The Flea Theater: Performing Arts Theater ($2,500,000)
Founded in 1996, The Flea Theater (The Flea) is one of the leading Off-Off Broadway theaters. The Flea’s new three-theater complex located at 20 Thomas Street will increase the Flea’s capacity to support artists and draw audiences to its annual productions, and will enable the Flea to develop a new partnership initiative that will provide subsidized rental space to other performing arts and community organizations in Lower Manhattan. The funds for the Flea Theater will support the construction project, scheduled to be completed in 2016. The total project budget is $21,000,000.

University Settlement Society of New York, Inc.: Houston Street Center and Headquarters Offices ($1,126,850)
University Settlement (US) is dedicated to improving the life circumstances of low-income people living on the Lower East Side. It serves a largely immigrant community by providing adult literacy classes, mental health counseling, child care, housing assistance, job training, after-school and summer camp programs, youth development, senior services, arts programs, and a credit union. University Settlement will receive funding from LMDC to support improvements to the Houston Street Center, a 42,000-square-foot community center that is co-owned and operated by US and the Chinatown YMCA and the US headquarters offices at 184 Eldridge.

Jackie Robinson Foundation: Jackie Robinson Museum ($1,000,000)
The Jackie Robinson Foundation (JRF) was established in 1972 by Jackie Robinson’s wife, Rachel Robinson, to further Mr. Robinson’s legacy. JRF’s funding from LMDC will support the construction of a new museum in Lower Manhattan to serve as a permanent tribute to Jackie Robinson’s pioneering legacy and his role as a catalyst for the American Civil Rights movement. The 18,500-square-foot museum, planned for 75 Varick Street, will chronicle Mr. Robinson’s achievements placed within the context of United States history from Mr. Robinson’s birth in 1919 to the present.

God’s Love We Deliver: Michael Kors Building ($500,000)
God’s Love We Deliver (GLWD) is a non-profit organization in New York City that cooks and delivers meals, individually tailored by a Registered Dietitian Nutritionist, to people living with severe illness. LMDC’s assistance will help GLWD complete the construction of its new office space located in the Michael Kors Building in SoHo. LMDC funding will be designated for various capital improvements, including new technology infrastructure, kitchen equipment, and furniture.

Manhattan Youth Recreation and Resources, Inc. F/B/O Downtown Boathouse ($15,000)
The Downtown Boathouse is an all-volunteer, non-profit organization founded more than 20 years ago that is dedicated to providing free public access to the harbor in New York City through public kayaking programs. The Downtown Boathouse currently runs free kayaking programs on Pier 26 in Tribeca. The programs serve more than 20,000 people each year, including visitors from more than 130 countries. With funding from the LMDC, the Downtown Boathouse will purchase 25 new kayaks.

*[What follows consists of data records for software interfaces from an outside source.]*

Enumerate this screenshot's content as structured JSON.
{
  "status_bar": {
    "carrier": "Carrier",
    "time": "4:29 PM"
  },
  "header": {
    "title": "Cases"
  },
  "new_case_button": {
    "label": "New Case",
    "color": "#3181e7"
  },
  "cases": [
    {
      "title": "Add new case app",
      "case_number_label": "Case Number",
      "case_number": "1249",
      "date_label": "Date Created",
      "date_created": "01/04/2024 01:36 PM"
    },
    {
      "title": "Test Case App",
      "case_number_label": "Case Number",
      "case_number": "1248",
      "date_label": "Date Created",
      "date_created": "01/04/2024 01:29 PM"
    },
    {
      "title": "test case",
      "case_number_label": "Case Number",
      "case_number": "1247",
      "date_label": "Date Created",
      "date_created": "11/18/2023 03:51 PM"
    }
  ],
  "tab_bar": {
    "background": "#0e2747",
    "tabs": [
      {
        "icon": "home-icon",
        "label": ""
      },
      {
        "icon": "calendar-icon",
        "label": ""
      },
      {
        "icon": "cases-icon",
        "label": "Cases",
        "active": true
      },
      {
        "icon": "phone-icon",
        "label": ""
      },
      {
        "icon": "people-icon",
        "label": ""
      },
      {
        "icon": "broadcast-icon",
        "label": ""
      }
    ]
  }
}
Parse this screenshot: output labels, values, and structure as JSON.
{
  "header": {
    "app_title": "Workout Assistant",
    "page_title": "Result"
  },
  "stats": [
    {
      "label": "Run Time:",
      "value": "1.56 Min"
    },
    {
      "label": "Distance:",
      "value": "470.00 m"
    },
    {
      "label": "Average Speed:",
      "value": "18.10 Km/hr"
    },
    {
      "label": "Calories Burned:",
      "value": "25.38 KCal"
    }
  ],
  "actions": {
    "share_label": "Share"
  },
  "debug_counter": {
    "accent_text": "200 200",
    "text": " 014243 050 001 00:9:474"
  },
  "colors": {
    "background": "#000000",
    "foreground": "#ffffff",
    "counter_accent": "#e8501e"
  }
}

  1. Hi Erik, I’ve never written before, but have been a long-time reader and fan of TC-you do a great job! Something struck me in the “Who scored a piece of the $50 Million pie” entry, and I’m not sure you would even know the answer, but you do seem to know a lot of people and the neighborhood organizations, so…The first entry states that the Tribute in Light will receive..’$700,000 will cover the costs for an additional two years’… Now, I want to be clear, I’m a fan of the Tribute, but if I’m not mistaken (and I easily could be), it’s done just once a year (on 9/11), correct? So if my math is correct, the LMDC is saying it costs $350,000 a year to shine these lights once a year? I’m no lighting expert, but that would seem excessive, no? Again, I don’t even know if you could give an answer to this, but I hate to see a possible waste of funds, especially for something 9/11 related. Thanks again, and keep up the great work!